I think there is nothing wrong with apples tactics its what I would call capitalism at its finest.

Maybe th DoJ should pay more attention to companies like LiveNation and how they are ruining the live music scene. I can pick up recorded music anytime, but I would rather no have to take out a second morgatge and sign over my a yet unborn child just to see a true music legend.

Who cares? Seems trivial. As a customer who is voluntarily dependent on iTunes I applaud Apple's effort to have music available simultaneously as everyone else. Antitrust? I know nothing about the law but I will say alot of people are interested in Apple after they have achieved success. Look at their overall marketshare. It's miniscule. People are jealous of their profits. Haterz.

Anti-trust? Aren't there more than one online music places? If so, then give up. if people have a choice as to where to buy goods and services, then that doesn't fall under the anti-trust rules.
Now if Microsoft jiggled their API's around to not allow Apple's iTunes to run under Windows, then that would fall under the anti-trust rules.

Have they (JD) got nothing better to do with their time? I do not understand this continual "persecution" of one of Americas most popular and successful companies. Just because they make and have lots of cash they seem to be on everybody's hit list.
If you don't like Apple stuff don't buy it, its called choice!

@Wayne
Leave the lawyering to the professionals. There are numerous types of antitrust complaints that do not require a monopoly, just a dominant market position and specific types of behavior.
"Now if Microsoft jiggled their API’s around to not allow Apple’s iTunes to run under Windows, then that would fall under the anti-trust rules"
Aren't there more than one place to run iTunes?

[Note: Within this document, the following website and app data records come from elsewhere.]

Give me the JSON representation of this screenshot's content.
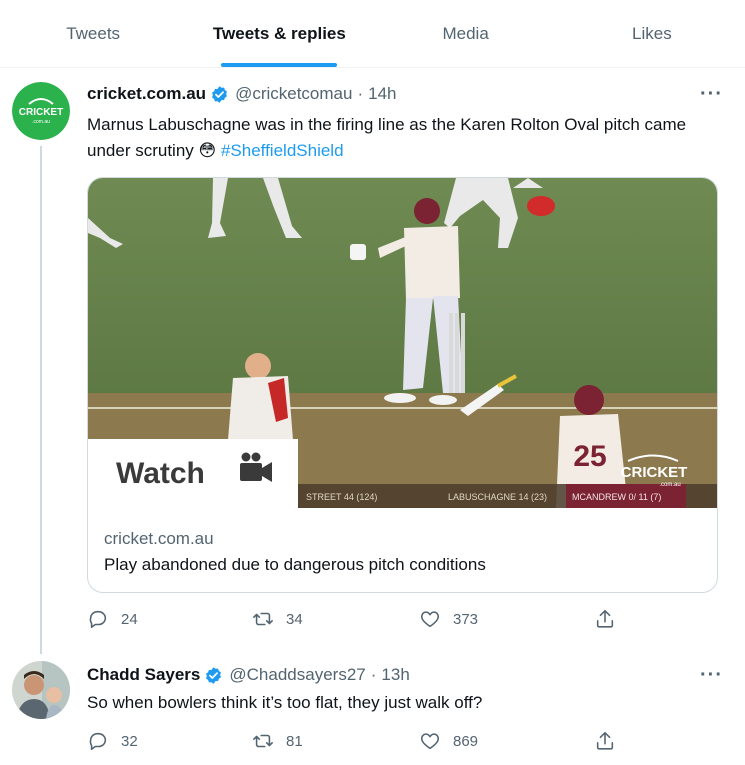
{
  "tabs": [
    {
      "label": "Tweets",
      "active": false
    },
    {
      "label": "Tweets & replies",
      "active": true
    },
    {
      "label": "Media",
      "active": false
    },
    {
      "label": "Likes",
      "active": false
    }
  ],
  "tweet1": {
    "avatar_text": "CRICKET",
    "avatar_subtext": ".com.au",
    "name": "cricket.com.au",
    "handle": "@cricketcomau",
    "separator": "·",
    "time": "14h",
    "more": "···",
    "text": "Marnus Labuschagne was in the firing line as the Karen Rolton Oval pitch came under scrutiny ",
    "emoji": "😳",
    "hashtag": "#SheffieldShield",
    "card": {
      "watch_label": "Watch",
      "logo_text": "CRICKET",
      "logo_subtext": ".com.au",
      "shirt_number": "25",
      "scorebar": [
        "STREET  44 (124)",
        "LABUSCHAGNE  14 (23)",
        "MCANDREW  0/ 11 (7)"
      ],
      "domain": "cricket.com.au",
      "title": "Play abandoned due to dangerous pitch conditions"
    },
    "replies": "24",
    "retweets": "34",
    "likes": "373"
  },
  "tweet2": {
    "name": "Chadd Sayers",
    "handle": "@Chaddsayers27",
    "separator": "·",
    "time": "13h",
    "more": "···",
    "text": "So when bowlers think it’s too flat, they just walk off?",
    "replies": "32",
    "retweets": "81",
    "likes": "869"
  },
  "colors": {
    "accent": "#1d9bf0",
    "brand_green": "#2bb24c",
    "muted": "#536471"
  },
  "icons": [
    "verified-badge-icon",
    "more-icon",
    "reply-icon",
    "retweet-icon",
    "like-icon",
    "share-icon",
    "video-camera-icon"
  ]
}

If so, then give up.
"Now if Apple jiggled their policies around to not allow native code written in another language to be installed on iPhone OS, that would fall under anti-trust rules"
Pot, meet kettle.